***** Data to use *****
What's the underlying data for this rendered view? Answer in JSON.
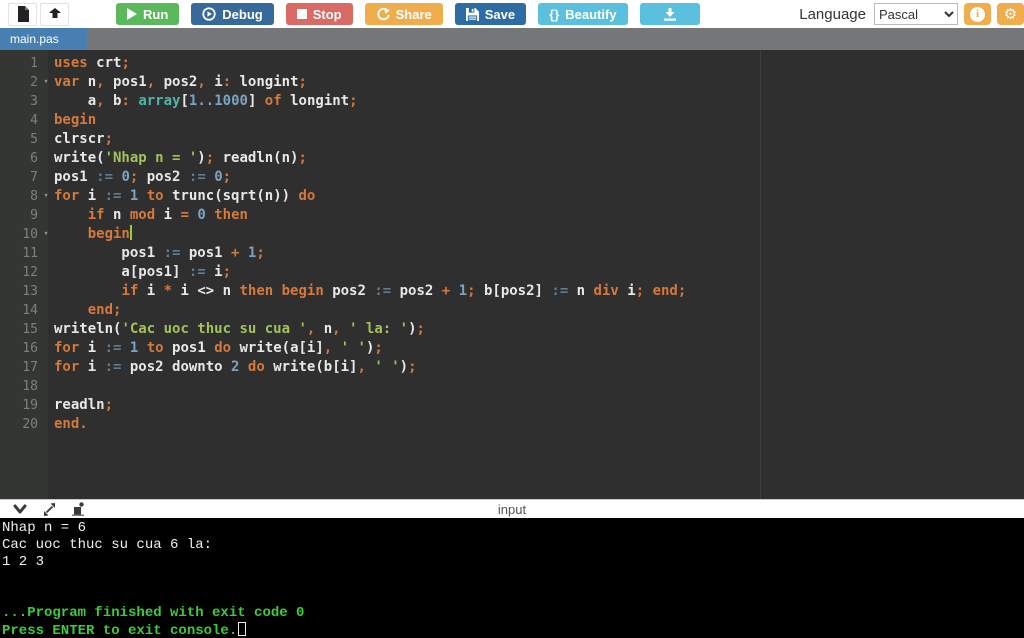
{
  "toolbar": {
    "run": "Run",
    "debug": "Debug",
    "stop": "Stop",
    "share": "Share",
    "save": "Save",
    "beautify_icon": "{}",
    "beautify": "Beautify",
    "language_label": "Language",
    "language_value": "Pascal",
    "info_glyph": "i",
    "gear_glyph": "⚙"
  },
  "tabs": {
    "active": "main.pas"
  },
  "console_bar": {
    "title": "input"
  },
  "editor": {
    "lines": [
      {
        "n": 1,
        "fold": false,
        "cursor": false,
        "tokens": [
          [
            "k",
            "uses"
          ],
          [
            "w",
            " crt"
          ],
          [
            "k",
            ";"
          ]
        ]
      },
      {
        "n": 2,
        "fold": true,
        "cursor": false,
        "tokens": [
          [
            "k",
            "var"
          ],
          [
            "w",
            " n"
          ],
          [
            "k",
            ","
          ],
          [
            "w",
            " pos1"
          ],
          [
            "k",
            ","
          ],
          [
            "w",
            " pos2"
          ],
          [
            "k",
            ","
          ],
          [
            "w",
            " i"
          ],
          [
            "k",
            ":"
          ],
          [
            "w",
            " longint"
          ],
          [
            "k",
            ";"
          ]
        ]
      },
      {
        "n": 3,
        "fold": false,
        "cursor": false,
        "tokens": [
          [
            "w",
            "    a"
          ],
          [
            "k",
            ","
          ],
          [
            "w",
            " b"
          ],
          [
            "k",
            ":"
          ],
          [
            "w",
            " "
          ],
          [
            "t",
            "array"
          ],
          [
            "w",
            "["
          ],
          [
            "n",
            "1..1000"
          ],
          [
            "w",
            "]"
          ],
          [
            "k",
            " of"
          ],
          [
            "w",
            " longint"
          ],
          [
            "k",
            ";"
          ]
        ]
      },
      {
        "n": 4,
        "fold": false,
        "cursor": false,
        "tokens": [
          [
            "k",
            "begin"
          ]
        ]
      },
      {
        "n": 5,
        "fold": false,
        "cursor": false,
        "tokens": [
          [
            "w",
            "clrscr"
          ],
          [
            "k",
            ";"
          ]
        ]
      },
      {
        "n": 6,
        "fold": false,
        "cursor": false,
        "tokens": [
          [
            "w",
            "write("
          ],
          [
            "s",
            "'Nhap n = '"
          ],
          [
            "w",
            ")"
          ],
          [
            "k",
            ";"
          ],
          [
            "w",
            " readln(n)"
          ],
          [
            "k",
            ";"
          ]
        ]
      },
      {
        "n": 7,
        "fold": false,
        "cursor": false,
        "tokens": [
          [
            "w",
            "pos1 "
          ],
          [
            "a",
            ":="
          ],
          [
            "w",
            " "
          ],
          [
            "n",
            "0"
          ],
          [
            "k",
            ";"
          ],
          [
            "w",
            " pos2 "
          ],
          [
            "a",
            ":="
          ],
          [
            "w",
            " "
          ],
          [
            "n",
            "0"
          ],
          [
            "k",
            ";"
          ]
        ]
      },
      {
        "n": 8,
        "fold": true,
        "cursor": false,
        "tokens": [
          [
            "k",
            "for"
          ],
          [
            "w",
            " i "
          ],
          [
            "a",
            ":="
          ],
          [
            "w",
            " "
          ],
          [
            "n",
            "1"
          ],
          [
            "k",
            " to"
          ],
          [
            "w",
            " trunc(sqrt(n)) "
          ],
          [
            "k",
            "do"
          ]
        ]
      },
      {
        "n": 9,
        "fold": false,
        "cursor": false,
        "tokens": [
          [
            "w",
            "    "
          ],
          [
            "k",
            "if"
          ],
          [
            "w",
            " n "
          ],
          [
            "k",
            "mod"
          ],
          [
            "w",
            " i "
          ],
          [
            "k",
            "="
          ],
          [
            "w",
            " "
          ],
          [
            "n",
            "0"
          ],
          [
            "k",
            " then"
          ]
        ]
      },
      {
        "n": 10,
        "fold": true,
        "cursor": true,
        "tokens": [
          [
            "w",
            "    "
          ],
          [
            "k",
            "begin"
          ]
        ]
      },
      {
        "n": 11,
        "fold": false,
        "cursor": false,
        "tokens": [
          [
            "w",
            "        pos1 "
          ],
          [
            "a",
            ":="
          ],
          [
            "w",
            " pos1 "
          ],
          [
            "k",
            "+"
          ],
          [
            "w",
            " "
          ],
          [
            "n",
            "1"
          ],
          [
            "k",
            ";"
          ]
        ]
      },
      {
        "n": 12,
        "fold": false,
        "cursor": false,
        "tokens": [
          [
            "w",
            "        a[pos1] "
          ],
          [
            "a",
            ":="
          ],
          [
            "w",
            " i"
          ],
          [
            "k",
            ";"
          ]
        ]
      },
      {
        "n": 13,
        "fold": false,
        "cursor": false,
        "tokens": [
          [
            "w",
            "        "
          ],
          [
            "k",
            "if"
          ],
          [
            "w",
            " i "
          ],
          [
            "k",
            "*"
          ],
          [
            "w",
            " i <> n "
          ],
          [
            "k",
            "then begin"
          ],
          [
            "w",
            " pos2 "
          ],
          [
            "a",
            ":="
          ],
          [
            "w",
            " pos2 "
          ],
          [
            "k",
            "+"
          ],
          [
            "w",
            " "
          ],
          [
            "n",
            "1"
          ],
          [
            "k",
            ";"
          ],
          [
            "w",
            " b[pos2] "
          ],
          [
            "a",
            ":="
          ],
          [
            "w",
            " n "
          ],
          [
            "k",
            "div"
          ],
          [
            "w",
            " i"
          ],
          [
            "k",
            ";"
          ],
          [
            "w",
            " "
          ],
          [
            "k",
            "end;"
          ]
        ]
      },
      {
        "n": 14,
        "fold": false,
        "cursor": false,
        "tokens": [
          [
            "w",
            "    "
          ],
          [
            "k",
            "end;"
          ]
        ]
      },
      {
        "n": 15,
        "fold": false,
        "cursor": false,
        "tokens": [
          [
            "w",
            "writeln("
          ],
          [
            "s",
            "'Cac uoc thuc su cua '"
          ],
          [
            "k",
            ","
          ],
          [
            "w",
            " n"
          ],
          [
            "k",
            ","
          ],
          [
            "w",
            " "
          ],
          [
            "s",
            "' la: '"
          ],
          [
            "w",
            ")"
          ],
          [
            "k",
            ";"
          ]
        ]
      },
      {
        "n": 16,
        "fold": false,
        "cursor": false,
        "tokens": [
          [
            "k",
            "for"
          ],
          [
            "w",
            " i "
          ],
          [
            "a",
            ":="
          ],
          [
            "w",
            " "
          ],
          [
            "n",
            "1"
          ],
          [
            "k",
            " to"
          ],
          [
            "w",
            " pos1 "
          ],
          [
            "k",
            "do"
          ],
          [
            "w",
            " write(a[i]"
          ],
          [
            "k",
            ","
          ],
          [
            "w",
            " "
          ],
          [
            "s",
            "' '"
          ],
          [
            "w",
            ")"
          ],
          [
            "k",
            ";"
          ]
        ]
      },
      {
        "n": 17,
        "fold": false,
        "cursor": false,
        "tokens": [
          [
            "k",
            "for"
          ],
          [
            "w",
            " i "
          ],
          [
            "a",
            ":="
          ],
          [
            "w",
            " pos2 downto "
          ],
          [
            "n",
            "2"
          ],
          [
            "k",
            " do"
          ],
          [
            "w",
            " write(b[i]"
          ],
          [
            "k",
            ","
          ],
          [
            "w",
            " "
          ],
          [
            "s",
            "' '"
          ],
          [
            "w",
            ")"
          ],
          [
            "k",
            ";"
          ]
        ]
      },
      {
        "n": 18,
        "fold": false,
        "cursor": false,
        "tokens": []
      },
      {
        "n": 19,
        "fold": false,
        "cursor": false,
        "tokens": [
          [
            "w",
            "readln"
          ],
          [
            "k",
            ";"
          ]
        ]
      },
      {
        "n": 20,
        "fold": false,
        "cursor": false,
        "tokens": [
          [
            "k",
            "end."
          ]
        ]
      }
    ]
  },
  "console": {
    "lines": [
      {
        "c": "w",
        "t": "Nhap n = 6",
        "cursor": false
      },
      {
        "c": "w",
        "t": "Cac uoc thuc su cua 6 la:",
        "cursor": false
      },
      {
        "c": "w",
        "t": "1 2 3",
        "cursor": false
      },
      {
        "c": "w",
        "t": "",
        "cursor": false
      },
      {
        "c": "w",
        "t": "",
        "cursor": false
      },
      {
        "c": "g",
        "t": "...Program finished with exit code 0",
        "cursor": false
      },
      {
        "c": "g",
        "t": "Press ENTER to exit console.",
        "cursor": true
      }
    ]
  },
  "colors": {
    "run_green": "#5cb85c",
    "debug_blue": "#38699b",
    "stop_red": "#d96a66",
    "share_orange": "#f0ad4e",
    "save_blue": "#2e6da4",
    "beautify_cyan": "#5bc0de",
    "accent_orange": "#f0ad4e",
    "tab_blue": "#477fb2",
    "tabbar_gray": "#757779",
    "editor_bg": "#2e2f2e",
    "gutter_bg": "#343634",
    "kw": "#d5793c",
    "plain": "#e8e8e6",
    "num": "#7ba3c4",
    "str": "#a2c25c",
    "assign": "#5f7c95",
    "builtin": "#4fb4ab",
    "linenum": "#7e8079",
    "cursor_green": "#9acd32",
    "console_green": "#3bcb3b",
    "console_white": "#f0f0f0"
  }
}
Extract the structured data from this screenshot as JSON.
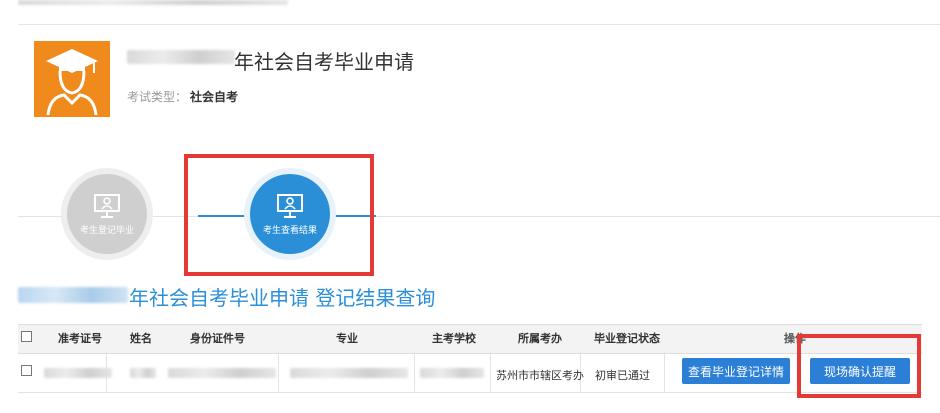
{
  "header": {
    "title": "年社会自考毕业申请",
    "exam_type_label": "考试类型：",
    "exam_type_value": "社会自考"
  },
  "steps": [
    {
      "label": "考生登记毕业",
      "active": false
    },
    {
      "label": "考生查看结果",
      "active": true
    }
  ],
  "section": {
    "title": "年社会自考毕业申请 登记结果查询"
  },
  "table": {
    "headers": [
      "准考证号",
      "姓名",
      "身份证件号",
      "专业",
      "主考学校",
      "所属考办",
      "毕业登记状态",
      "操作"
    ],
    "rows": [
      {
        "exam_office": "苏州市市辖区考办",
        "status": "初审已通过",
        "actions": [
          "查看毕业登记详情",
          "现场确认提醒"
        ]
      }
    ]
  },
  "colors": {
    "accent": "#2b8fd8",
    "button": "#2b7fd6",
    "avatar": "#f18a1c",
    "highlight": "#e53935"
  }
}
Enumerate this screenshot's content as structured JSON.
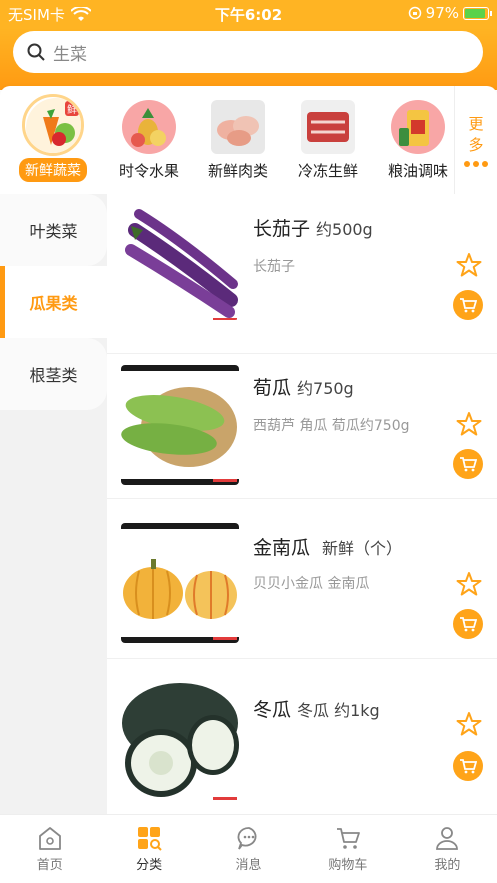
{
  "status_bar": {
    "carrier": "无SIM卡",
    "time": "下午6:02",
    "battery": "97%"
  },
  "search": {
    "placeholder": "生菜"
  },
  "categories": [
    {
      "label": "新鲜蔬菜",
      "icon": "vegetables-icon"
    },
    {
      "label": "时令水果",
      "icon": "fruit-icon"
    },
    {
      "label": "新鲜肉类",
      "icon": "meat-icon"
    },
    {
      "label": "冷冻生鲜",
      "icon": "frozen-meat-icon"
    },
    {
      "label": "粮油调味",
      "icon": "grain-oil-icon"
    }
  ],
  "categories_badge": "鲜",
  "more": {
    "line1": "更",
    "line2": "多"
  },
  "sidebar": {
    "items": [
      {
        "label": "叶类菜"
      },
      {
        "label": "瓜果类"
      },
      {
        "label": "根茎类"
      }
    ]
  },
  "products": [
    {
      "name": "长茄子",
      "spec": "约500g",
      "desc": "长茄子"
    },
    {
      "name": "荀瓜",
      "spec": "约750g",
      "desc": "西葫芦 角瓜 荀瓜约750g"
    },
    {
      "name": "金南瓜",
      "spec": "新鲜（个）",
      "desc": "贝贝小金瓜 金南瓜"
    },
    {
      "name": "冬瓜",
      "spec": "冬瓜 约1kg",
      "desc": ""
    }
  ],
  "tabs": [
    {
      "label": "首页",
      "icon": "home-icon"
    },
    {
      "label": "分类",
      "icon": "category-icon"
    },
    {
      "label": "消息",
      "icon": "message-icon"
    },
    {
      "label": "购物车",
      "icon": "cart-icon"
    },
    {
      "label": "我的",
      "icon": "profile-icon"
    }
  ],
  "colors": {
    "accent": "#FF9A12",
    "header": "#FFB423",
    "sidebar_bg": "#f2f2f2"
  }
}
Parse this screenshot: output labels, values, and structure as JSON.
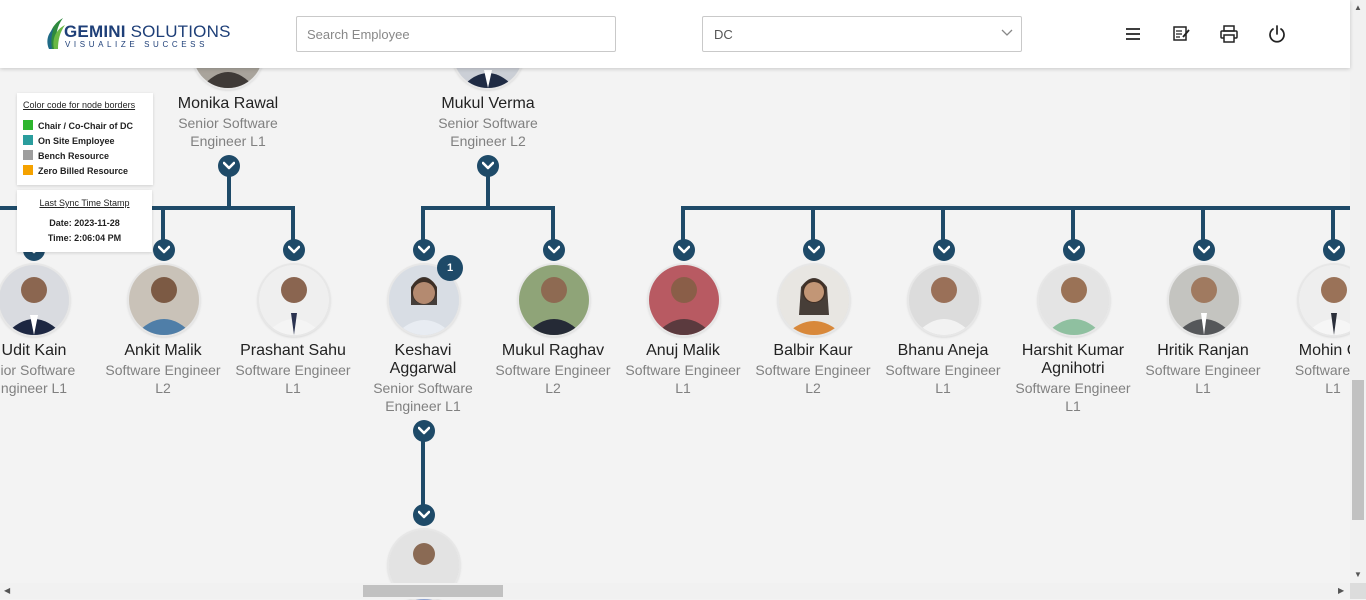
{
  "brand": {
    "name_bold": "GEMINI",
    "name_rest": " SOLUTIONS",
    "tagline": "VISUALIZE SUCCESS"
  },
  "search": {
    "placeholder": "Search Employee",
    "value": ""
  },
  "department": {
    "selected": "DC"
  },
  "toolbar": {
    "icons": [
      "menu-icon",
      "notes-icon",
      "print-icon",
      "power-icon"
    ]
  },
  "legend": {
    "title": "Color code for node borders",
    "items": [
      {
        "label": "Chair / Co-Chair of DC",
        "color": "#2db52d"
      },
      {
        "label": "On Site Employee",
        "color": "#2a9d9d"
      },
      {
        "label": "Bench Resource",
        "color": "#9e9e9e"
      },
      {
        "label": "Zero Billed Resource",
        "color": "#f5a200"
      }
    ]
  },
  "sync": {
    "title": "Last Sync Time Stamp",
    "date": "Date: 2023-11-28",
    "time": "Time: 2:06:04 PM"
  },
  "colors": {
    "connector": "#1e4a68",
    "page_bg": "#f3f3f3"
  },
  "managers": [
    {
      "name": "Monika Rawal",
      "role1": "Senior Software",
      "role2": "Engineer L1"
    },
    {
      "name": "Mukul Verma",
      "role1": "Senior Software",
      "role2": "Engineer L2"
    }
  ],
  "employees": [
    {
      "name1": "Udit Kain",
      "name2": "",
      "role1": "nior Software",
      "role2": "ngineer L1"
    },
    {
      "name1": "Ankit Malik",
      "name2": "",
      "role1": "Software Engineer",
      "role2": "L2"
    },
    {
      "name1": "Prashant Sahu",
      "name2": "",
      "role1": "Software Engineer",
      "role2": "L1"
    },
    {
      "name1": "Keshavi",
      "name2": "Aggarwal",
      "role1": "Senior Software",
      "role2": "Engineer L1",
      "badge": "1"
    },
    {
      "name1": "Mukul Raghav",
      "name2": "",
      "role1": "Software Engineer",
      "role2": "L2"
    },
    {
      "name1": "Anuj Malik",
      "name2": "",
      "role1": "Software Engineer",
      "role2": "L1"
    },
    {
      "name1": "Balbir Kaur",
      "name2": "",
      "role1": "Software Engineer",
      "role2": "L2"
    },
    {
      "name1": "Bhanu Aneja",
      "name2": "",
      "role1": "Software Engineer",
      "role2": "L1"
    },
    {
      "name1": "Harshit Kumar",
      "name2": "Agnihotri",
      "role1": "Software Engineer",
      "role2": "L1"
    },
    {
      "name1": "Hritik Ranjan",
      "name2": "",
      "role1": "Software Engineer",
      "role2": "L1"
    },
    {
      "name1": "Mohin Ch",
      "name2": "",
      "role1": "Software En",
      "role2": "L1"
    }
  ]
}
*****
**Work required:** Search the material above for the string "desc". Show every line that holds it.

**Exercise output:**
      "desc": "长茄子"
      "desc": "西葫芦 角瓜 荀瓜约750g"
      "desc": "贝贝小金瓜 金南瓜"
      "desc": ""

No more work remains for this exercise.